If you want to store data securely, then realying on your login is not a good idea at all... rather use a proper encryption option like gnupg or similar, or even better, Truecrypt (which creates and mounts encrypted partitions/files). Truecrypt encrypts data on the fly, and - depending on the algorithm that you select - can do so fast enough that you will not notice a drop in HDD access speed (I use two-fish which clocks at 59Mb/s on my somewhat outdated P4 3GHz (hyper-threading) and over 100Mb/s on my core2 duo laptop at work).Respectfully... Sarlac II
The moving clock K' appears to K to run slow by the factor (1-v^2/c^2)^(1/2).
This is the phenomenon of time dilation.
The faster you run, the younger you look, to everyone but yourself.
If you want to store data securely, then realying on your login is not a good idea at all... rather use a proper encryption option like gnupg or similar, or even better, Truecrypt (which creates and mounts encrypted partitions/files)
I was thinking encryption only really slows down access to data when physical access is obtained ...
- Join Date
- Nov 2007
- Córdoba (Spain)
If you have physical access the only thing that can work is encryption as you say, and only if the attacker doesn't work in the NASA and doesn't have a cluster to break it. You don't even need to login or change the password, just take the HD and put it into an external case and you got access to everything. So if that's the case, the whole thread is moot.
However, for the regular user:
In general, passwords that you have to write yourself are never secure.
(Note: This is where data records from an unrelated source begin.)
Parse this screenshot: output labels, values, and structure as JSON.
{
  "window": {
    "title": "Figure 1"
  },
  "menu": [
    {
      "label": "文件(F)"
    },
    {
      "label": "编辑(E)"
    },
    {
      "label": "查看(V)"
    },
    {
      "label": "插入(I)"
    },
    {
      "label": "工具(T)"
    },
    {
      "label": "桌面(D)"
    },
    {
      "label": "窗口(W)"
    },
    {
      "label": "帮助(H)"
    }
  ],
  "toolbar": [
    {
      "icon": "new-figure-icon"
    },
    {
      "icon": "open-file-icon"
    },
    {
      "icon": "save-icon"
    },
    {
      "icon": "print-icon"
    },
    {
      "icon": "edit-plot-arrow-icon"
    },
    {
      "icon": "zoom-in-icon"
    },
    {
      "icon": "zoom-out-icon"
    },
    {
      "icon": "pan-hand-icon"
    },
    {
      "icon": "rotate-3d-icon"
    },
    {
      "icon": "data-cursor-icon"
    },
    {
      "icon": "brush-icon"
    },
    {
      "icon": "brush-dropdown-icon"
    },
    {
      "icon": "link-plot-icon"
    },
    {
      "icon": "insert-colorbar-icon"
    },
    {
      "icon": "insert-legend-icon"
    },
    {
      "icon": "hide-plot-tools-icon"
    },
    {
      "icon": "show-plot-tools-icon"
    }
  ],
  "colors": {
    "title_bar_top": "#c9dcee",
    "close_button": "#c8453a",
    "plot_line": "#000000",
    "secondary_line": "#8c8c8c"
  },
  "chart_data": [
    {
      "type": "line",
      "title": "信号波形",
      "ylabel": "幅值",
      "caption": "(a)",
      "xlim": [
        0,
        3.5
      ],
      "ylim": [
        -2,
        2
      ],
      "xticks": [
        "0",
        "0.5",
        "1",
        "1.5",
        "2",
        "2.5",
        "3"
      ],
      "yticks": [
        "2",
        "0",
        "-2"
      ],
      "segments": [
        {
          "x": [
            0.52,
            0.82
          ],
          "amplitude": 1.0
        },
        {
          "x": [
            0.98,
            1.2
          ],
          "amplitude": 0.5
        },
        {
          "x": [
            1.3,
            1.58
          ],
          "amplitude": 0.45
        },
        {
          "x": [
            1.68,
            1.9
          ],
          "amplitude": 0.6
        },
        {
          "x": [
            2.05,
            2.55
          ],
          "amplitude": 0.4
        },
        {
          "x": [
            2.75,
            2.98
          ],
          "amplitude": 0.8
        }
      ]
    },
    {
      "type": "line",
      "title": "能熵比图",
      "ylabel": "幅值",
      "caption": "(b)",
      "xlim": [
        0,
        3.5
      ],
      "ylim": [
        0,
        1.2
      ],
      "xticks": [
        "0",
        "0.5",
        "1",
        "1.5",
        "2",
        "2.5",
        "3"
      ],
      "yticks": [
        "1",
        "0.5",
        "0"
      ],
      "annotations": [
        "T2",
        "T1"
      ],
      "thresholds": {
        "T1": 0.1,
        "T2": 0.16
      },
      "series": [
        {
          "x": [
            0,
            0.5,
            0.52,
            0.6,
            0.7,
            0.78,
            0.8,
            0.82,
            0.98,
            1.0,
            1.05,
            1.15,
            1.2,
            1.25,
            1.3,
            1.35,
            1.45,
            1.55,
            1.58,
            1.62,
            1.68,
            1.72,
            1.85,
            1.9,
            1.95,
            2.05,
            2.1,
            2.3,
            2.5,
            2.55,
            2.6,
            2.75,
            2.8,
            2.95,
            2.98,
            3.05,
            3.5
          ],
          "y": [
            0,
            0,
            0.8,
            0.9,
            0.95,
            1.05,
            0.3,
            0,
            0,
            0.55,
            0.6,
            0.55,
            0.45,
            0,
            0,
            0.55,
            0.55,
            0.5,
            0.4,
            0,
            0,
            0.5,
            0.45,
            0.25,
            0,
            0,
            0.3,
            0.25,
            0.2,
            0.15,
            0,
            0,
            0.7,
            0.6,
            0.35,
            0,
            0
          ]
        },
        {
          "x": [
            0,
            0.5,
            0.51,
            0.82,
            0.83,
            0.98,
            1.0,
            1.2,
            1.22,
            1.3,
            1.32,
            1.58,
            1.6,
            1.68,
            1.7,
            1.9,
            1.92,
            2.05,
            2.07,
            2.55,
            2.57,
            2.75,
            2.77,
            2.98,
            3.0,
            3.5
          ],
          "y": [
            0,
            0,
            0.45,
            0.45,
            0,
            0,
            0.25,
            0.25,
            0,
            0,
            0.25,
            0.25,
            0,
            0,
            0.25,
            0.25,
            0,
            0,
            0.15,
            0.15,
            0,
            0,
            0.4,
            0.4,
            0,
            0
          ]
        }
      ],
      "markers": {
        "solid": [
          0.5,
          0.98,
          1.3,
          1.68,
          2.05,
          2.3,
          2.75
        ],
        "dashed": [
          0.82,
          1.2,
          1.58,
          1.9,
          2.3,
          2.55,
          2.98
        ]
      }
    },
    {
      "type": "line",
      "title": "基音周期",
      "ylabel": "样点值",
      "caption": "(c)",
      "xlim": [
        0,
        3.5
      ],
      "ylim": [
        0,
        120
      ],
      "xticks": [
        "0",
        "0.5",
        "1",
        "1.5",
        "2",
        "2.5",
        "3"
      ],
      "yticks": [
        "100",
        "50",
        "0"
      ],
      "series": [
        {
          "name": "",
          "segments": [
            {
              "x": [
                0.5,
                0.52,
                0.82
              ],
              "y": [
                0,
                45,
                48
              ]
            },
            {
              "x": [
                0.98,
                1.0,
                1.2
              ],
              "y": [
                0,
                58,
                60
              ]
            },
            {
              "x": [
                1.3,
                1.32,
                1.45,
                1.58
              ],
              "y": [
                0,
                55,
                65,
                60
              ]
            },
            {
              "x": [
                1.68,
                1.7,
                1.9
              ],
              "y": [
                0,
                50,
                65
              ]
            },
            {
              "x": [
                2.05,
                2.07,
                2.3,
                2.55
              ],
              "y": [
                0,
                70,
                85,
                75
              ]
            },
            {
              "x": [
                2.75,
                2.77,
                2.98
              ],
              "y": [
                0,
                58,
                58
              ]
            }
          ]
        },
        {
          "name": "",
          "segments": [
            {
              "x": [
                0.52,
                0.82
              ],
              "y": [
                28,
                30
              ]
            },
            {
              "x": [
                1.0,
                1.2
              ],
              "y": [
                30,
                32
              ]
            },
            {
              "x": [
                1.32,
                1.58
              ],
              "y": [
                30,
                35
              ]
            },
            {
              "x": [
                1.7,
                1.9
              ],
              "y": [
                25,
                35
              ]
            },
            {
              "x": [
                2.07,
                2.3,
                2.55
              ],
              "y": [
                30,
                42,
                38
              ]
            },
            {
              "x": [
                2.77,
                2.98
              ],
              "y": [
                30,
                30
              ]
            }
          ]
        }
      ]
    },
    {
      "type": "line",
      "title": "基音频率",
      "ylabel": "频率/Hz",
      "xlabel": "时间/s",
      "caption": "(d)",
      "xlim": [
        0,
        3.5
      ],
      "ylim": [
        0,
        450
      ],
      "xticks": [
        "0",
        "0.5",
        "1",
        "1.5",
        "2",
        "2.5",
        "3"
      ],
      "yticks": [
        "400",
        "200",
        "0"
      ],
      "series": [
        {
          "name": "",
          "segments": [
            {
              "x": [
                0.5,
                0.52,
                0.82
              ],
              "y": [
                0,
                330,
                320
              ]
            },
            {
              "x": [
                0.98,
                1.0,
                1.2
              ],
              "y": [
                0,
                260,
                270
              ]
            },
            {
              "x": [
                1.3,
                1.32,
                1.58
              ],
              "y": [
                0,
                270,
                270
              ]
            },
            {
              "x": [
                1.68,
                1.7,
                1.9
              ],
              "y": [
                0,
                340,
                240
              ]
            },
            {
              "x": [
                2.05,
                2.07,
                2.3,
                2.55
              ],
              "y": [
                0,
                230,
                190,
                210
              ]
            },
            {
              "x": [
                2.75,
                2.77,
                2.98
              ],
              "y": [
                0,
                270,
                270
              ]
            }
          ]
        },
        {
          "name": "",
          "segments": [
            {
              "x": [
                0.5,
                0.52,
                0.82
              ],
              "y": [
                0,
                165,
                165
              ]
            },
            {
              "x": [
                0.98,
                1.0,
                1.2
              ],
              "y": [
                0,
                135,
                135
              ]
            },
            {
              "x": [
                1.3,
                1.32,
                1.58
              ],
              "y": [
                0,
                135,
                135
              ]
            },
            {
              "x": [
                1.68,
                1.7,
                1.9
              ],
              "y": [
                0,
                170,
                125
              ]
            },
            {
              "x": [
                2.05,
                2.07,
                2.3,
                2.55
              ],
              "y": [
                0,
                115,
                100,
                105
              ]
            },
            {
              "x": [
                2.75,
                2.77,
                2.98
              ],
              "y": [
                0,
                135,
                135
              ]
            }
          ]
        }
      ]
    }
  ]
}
And are just a minor annoyance, designed so you can go to the wc without your children screwing whatever you were doing. Provided enough time and physical access only encryption can help.